───── DATA ─────

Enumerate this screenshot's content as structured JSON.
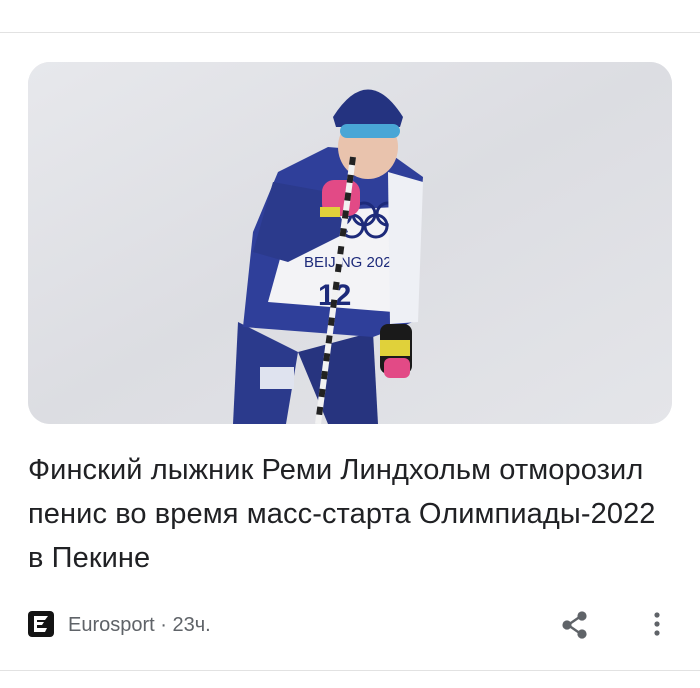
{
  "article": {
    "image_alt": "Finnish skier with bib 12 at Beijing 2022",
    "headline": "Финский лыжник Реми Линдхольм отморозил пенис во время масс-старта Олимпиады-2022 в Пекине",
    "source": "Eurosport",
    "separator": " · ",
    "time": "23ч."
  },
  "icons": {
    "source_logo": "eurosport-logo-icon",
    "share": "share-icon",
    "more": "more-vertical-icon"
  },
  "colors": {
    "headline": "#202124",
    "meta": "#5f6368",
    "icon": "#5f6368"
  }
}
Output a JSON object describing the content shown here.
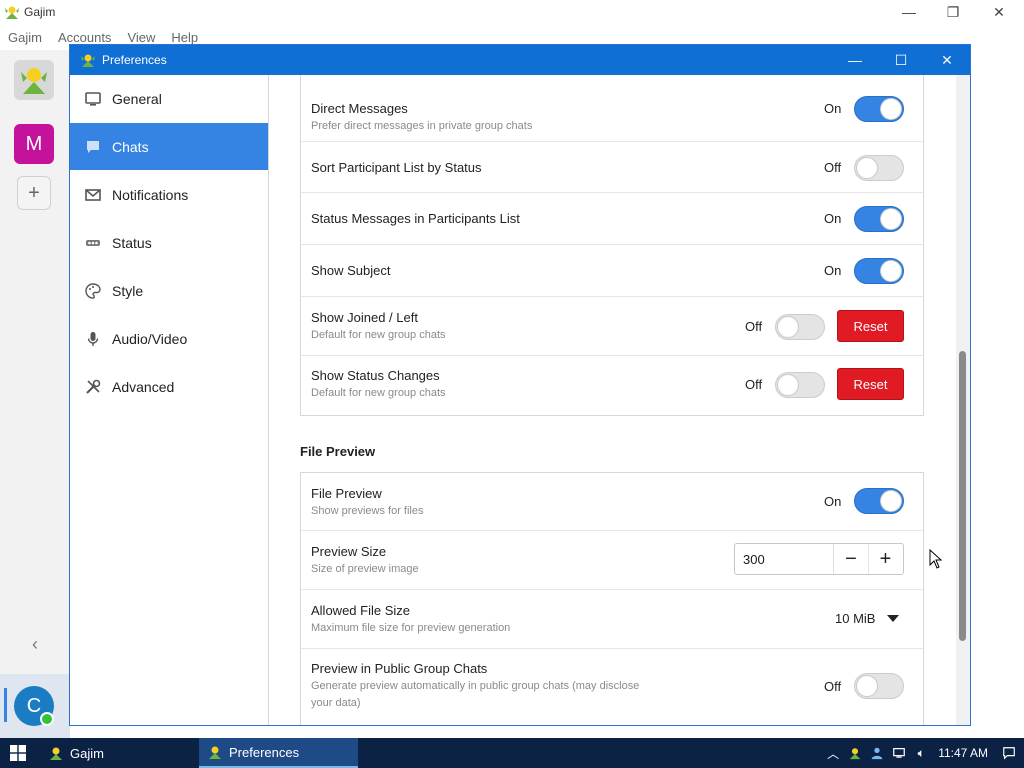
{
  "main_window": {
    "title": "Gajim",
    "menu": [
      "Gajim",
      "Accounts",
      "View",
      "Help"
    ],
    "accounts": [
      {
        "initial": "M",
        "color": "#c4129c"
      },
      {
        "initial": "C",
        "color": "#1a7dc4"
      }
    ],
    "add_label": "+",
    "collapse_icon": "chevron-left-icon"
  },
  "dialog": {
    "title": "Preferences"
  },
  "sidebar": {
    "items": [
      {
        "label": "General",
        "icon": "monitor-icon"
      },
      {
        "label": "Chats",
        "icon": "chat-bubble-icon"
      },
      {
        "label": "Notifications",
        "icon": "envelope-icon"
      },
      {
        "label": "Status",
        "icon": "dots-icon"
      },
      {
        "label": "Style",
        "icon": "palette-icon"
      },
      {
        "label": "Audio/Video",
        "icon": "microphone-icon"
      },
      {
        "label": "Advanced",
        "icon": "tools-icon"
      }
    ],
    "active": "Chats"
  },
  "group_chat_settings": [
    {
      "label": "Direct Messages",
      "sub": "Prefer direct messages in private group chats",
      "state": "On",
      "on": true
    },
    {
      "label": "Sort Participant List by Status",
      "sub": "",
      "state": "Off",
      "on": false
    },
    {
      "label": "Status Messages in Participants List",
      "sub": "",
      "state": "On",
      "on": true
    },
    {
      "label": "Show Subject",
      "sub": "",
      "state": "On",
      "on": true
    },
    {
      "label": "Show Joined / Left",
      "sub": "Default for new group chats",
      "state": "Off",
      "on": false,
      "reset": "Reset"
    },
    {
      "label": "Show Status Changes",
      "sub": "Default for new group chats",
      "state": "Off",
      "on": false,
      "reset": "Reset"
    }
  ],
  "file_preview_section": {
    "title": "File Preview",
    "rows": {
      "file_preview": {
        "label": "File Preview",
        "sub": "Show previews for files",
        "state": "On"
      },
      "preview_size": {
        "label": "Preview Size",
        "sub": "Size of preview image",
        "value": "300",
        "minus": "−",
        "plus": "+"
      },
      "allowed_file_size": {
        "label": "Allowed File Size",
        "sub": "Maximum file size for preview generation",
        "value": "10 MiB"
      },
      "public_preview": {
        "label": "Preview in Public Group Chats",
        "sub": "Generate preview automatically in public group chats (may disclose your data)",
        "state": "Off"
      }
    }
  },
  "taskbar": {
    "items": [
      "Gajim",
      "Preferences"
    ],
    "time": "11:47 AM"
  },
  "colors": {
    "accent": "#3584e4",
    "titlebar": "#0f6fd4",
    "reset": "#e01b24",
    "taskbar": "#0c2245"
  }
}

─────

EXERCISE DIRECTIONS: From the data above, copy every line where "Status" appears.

EXPECTED ANSWER:
        "label": "Status",
      "label": "Sort Participant List by Status",
      "label": "Status Messages in Participants List",
      "label": "Show Status Changes",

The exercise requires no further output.